I believe that it could be easily said that every actor that contributed to the film was excellent, Straithairn’s portray of Murrow was excellent, bringing a certain air of power to the screen. But I felt that the subplot of Don Hollenback (Wise) was by far the best supporting performance in the film, similar to Twin Peaks I feel that Ray Wise can make a character easily terrorised and sympathetic, this was the same in his sad portrayal of Hollenbeck.

The screenplay was awesome, not scared to perhaps confuse those that are not paying attention the film spoke its truth, nothing had seemed to be dummed down, so I was pleasantly happy.

The soundtrack was awesome, being set in the fifties the singing of Dianne Reeves helped to add a great level of realism, making the intervals in-between the ‘action’ every now and again all the more enjoyable.

Good Night, and Good Luck has got to be one of THE most beautiful films that I have seen in a while, and it is for sure that if it were not in black and white, such stunning lighting and cinematography would not be possible.
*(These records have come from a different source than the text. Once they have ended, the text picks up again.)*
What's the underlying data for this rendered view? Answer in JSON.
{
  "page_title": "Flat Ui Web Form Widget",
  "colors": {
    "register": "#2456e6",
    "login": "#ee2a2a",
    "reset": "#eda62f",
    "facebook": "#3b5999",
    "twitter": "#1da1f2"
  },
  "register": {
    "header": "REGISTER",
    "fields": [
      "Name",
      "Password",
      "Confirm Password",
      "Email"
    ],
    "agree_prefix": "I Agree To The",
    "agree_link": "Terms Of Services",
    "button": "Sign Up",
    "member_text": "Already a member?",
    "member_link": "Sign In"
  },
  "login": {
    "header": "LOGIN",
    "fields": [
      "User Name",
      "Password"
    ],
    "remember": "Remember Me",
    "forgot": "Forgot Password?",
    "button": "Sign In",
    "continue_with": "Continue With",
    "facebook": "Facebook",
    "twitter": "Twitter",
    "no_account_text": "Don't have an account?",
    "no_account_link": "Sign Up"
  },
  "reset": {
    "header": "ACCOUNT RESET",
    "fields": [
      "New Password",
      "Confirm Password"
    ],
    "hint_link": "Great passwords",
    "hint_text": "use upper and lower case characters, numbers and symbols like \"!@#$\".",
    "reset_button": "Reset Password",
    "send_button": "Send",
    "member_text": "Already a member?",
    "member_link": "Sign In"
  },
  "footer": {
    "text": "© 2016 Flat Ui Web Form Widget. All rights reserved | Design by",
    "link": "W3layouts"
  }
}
It were as though each individual shot were meticulously planned (Robert Elswit also worked on all of PT Anderson’s films). Alongside the great visuals the film put forth a great message, said by Murrow; that television is not only for entertainment, but for education and the better for people.
It gave a feel to what the broadcasting business was like in the fifties, something that before now I would have surmised to be similar to today’s standards.

For a film based on the controversial deeds of television news broadcasters the film seemed to lack any ‘real’ drama, and I suppose that this was the only real downfall to the whole film.

Overall it was a good film, and didn’t take me too long to get involved, the use of actual footage of McCarthy and the film in black and white seamlessly brought the film together tightly. If anything I would highly recommend the film, though I felt for an hour and a half it was a tad short, perhaps a film for a more understanding audience, that seek to know how McCarthy’s ‘reign’ fell.

Cptalbertwesker Rating – 8/10
A thoroughly interesting film that definitely does not insult your intelligence, full of absolutely wonderful cinematography and a superb cast of actors.